What’s dangerous about inner obstacles is that we often seek to justify them. You’re not doing practice tests because you’re not ready—best to look over your notes a few times first. You’re not signing up customers because the product needs to be perfect first.
The danger is especially acute because sometimes the excuse is valid. Many skills are too big to be learned in one go, so they need to be broken down and built up. Nobody learned quantum mechanics without first mastering algebra. To get the real job you need to be qualified first. Diving in only makes sense if your skills were nearly there already.
Of course, if there were no mental barriers, such problems are mere planning. The person who loves math doesn’t mind drilling algebra and calculus before moving to differential equations. The person who loves art, doesn’t mind doing tonal studies before adding color.
The problem is that the preliminary step gets turned into a permanent substitute. What started as watching a few tutorials to get some tips, turns into an obstacle for actually getting started. The line between help and hindrance is blurry, but you’ll know when you’ve crossed it.

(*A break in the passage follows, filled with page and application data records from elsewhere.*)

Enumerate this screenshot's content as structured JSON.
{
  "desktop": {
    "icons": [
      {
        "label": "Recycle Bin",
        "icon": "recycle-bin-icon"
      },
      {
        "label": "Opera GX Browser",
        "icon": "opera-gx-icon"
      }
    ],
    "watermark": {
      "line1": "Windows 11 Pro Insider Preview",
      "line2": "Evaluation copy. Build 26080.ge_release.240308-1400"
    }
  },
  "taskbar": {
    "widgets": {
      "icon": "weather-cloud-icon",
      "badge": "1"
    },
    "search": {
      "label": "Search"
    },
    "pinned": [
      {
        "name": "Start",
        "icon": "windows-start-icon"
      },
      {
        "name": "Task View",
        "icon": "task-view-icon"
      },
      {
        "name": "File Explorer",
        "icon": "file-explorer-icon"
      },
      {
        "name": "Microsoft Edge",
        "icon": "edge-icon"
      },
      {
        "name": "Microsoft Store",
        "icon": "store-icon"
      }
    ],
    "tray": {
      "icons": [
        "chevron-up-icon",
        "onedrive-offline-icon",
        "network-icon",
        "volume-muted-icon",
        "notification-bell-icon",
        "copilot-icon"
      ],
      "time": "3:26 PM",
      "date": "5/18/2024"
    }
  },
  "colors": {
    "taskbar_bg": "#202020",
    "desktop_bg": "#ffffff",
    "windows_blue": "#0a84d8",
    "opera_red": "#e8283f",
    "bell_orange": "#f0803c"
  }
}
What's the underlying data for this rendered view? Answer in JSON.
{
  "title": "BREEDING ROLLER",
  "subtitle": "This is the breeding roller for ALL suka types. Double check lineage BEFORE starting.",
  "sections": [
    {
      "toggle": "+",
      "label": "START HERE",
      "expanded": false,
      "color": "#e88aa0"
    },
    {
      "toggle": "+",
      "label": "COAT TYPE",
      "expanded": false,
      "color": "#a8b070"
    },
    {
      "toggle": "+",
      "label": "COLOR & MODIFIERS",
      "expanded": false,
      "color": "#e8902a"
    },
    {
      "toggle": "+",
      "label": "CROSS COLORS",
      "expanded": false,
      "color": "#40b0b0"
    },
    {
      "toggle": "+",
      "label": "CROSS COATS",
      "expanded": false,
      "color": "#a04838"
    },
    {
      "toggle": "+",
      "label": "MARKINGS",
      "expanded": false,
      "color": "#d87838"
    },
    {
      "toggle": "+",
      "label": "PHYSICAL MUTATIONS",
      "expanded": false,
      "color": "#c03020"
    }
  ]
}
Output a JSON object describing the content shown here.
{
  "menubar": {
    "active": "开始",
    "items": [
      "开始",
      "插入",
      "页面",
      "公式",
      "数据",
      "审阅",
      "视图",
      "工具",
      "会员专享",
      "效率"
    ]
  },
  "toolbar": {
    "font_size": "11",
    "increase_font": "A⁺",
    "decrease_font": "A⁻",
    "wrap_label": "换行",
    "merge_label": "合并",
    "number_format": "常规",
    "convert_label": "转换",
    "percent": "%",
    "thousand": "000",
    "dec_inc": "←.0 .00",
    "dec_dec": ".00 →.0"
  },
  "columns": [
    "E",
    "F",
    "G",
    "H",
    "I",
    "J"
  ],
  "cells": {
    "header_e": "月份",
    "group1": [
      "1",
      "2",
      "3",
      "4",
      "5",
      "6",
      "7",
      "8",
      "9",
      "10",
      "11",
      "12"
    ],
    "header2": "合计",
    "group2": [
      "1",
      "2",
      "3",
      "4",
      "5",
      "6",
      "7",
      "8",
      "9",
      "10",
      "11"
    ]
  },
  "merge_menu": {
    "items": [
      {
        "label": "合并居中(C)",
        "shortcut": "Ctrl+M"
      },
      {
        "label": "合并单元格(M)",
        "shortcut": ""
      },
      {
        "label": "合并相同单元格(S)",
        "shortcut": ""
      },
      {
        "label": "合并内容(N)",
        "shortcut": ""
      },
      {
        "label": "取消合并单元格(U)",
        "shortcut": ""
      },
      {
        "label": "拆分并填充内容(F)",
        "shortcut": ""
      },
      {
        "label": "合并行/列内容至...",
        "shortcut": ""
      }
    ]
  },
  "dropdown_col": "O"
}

Overcoming Inner Obstacles
Getting over your inner obstacles has a few steps:
- Recognize when you’ve fallen from the path. Ask what the best way to make progress would be, if fear and frustration were no obstacle. Then compare that to what you’re actually doing. You can’t overcome an obstacle if you don’t notice it blocking your path.
- Reduce friction for the real thing. Set up your working space. Block off time in your calendar. Give yourself permission to fail at first. The real thing is necessary, but there are many ways to make it easier to attack.
- Point out what are actually distractions. Fake efforts become insidious when they feel like progress. When you’re using them to avoid doing the actual work, call them what they are—distractions.
The biggest obstacle is self-deception. An obstacle that could be overcome is rationalized as just being part of the path. There’s no surefire way to dispel these illusions. Is it preparation or procrastination? If the answer was obvious, self-deception wouldn’t be common.
I think if you can become more sensitive to spotting these traps, you’ll fall into them less often. “Am I doing the real thing?” ought to be asked each time you get to work. If the answer is no, you need to proceed with caution.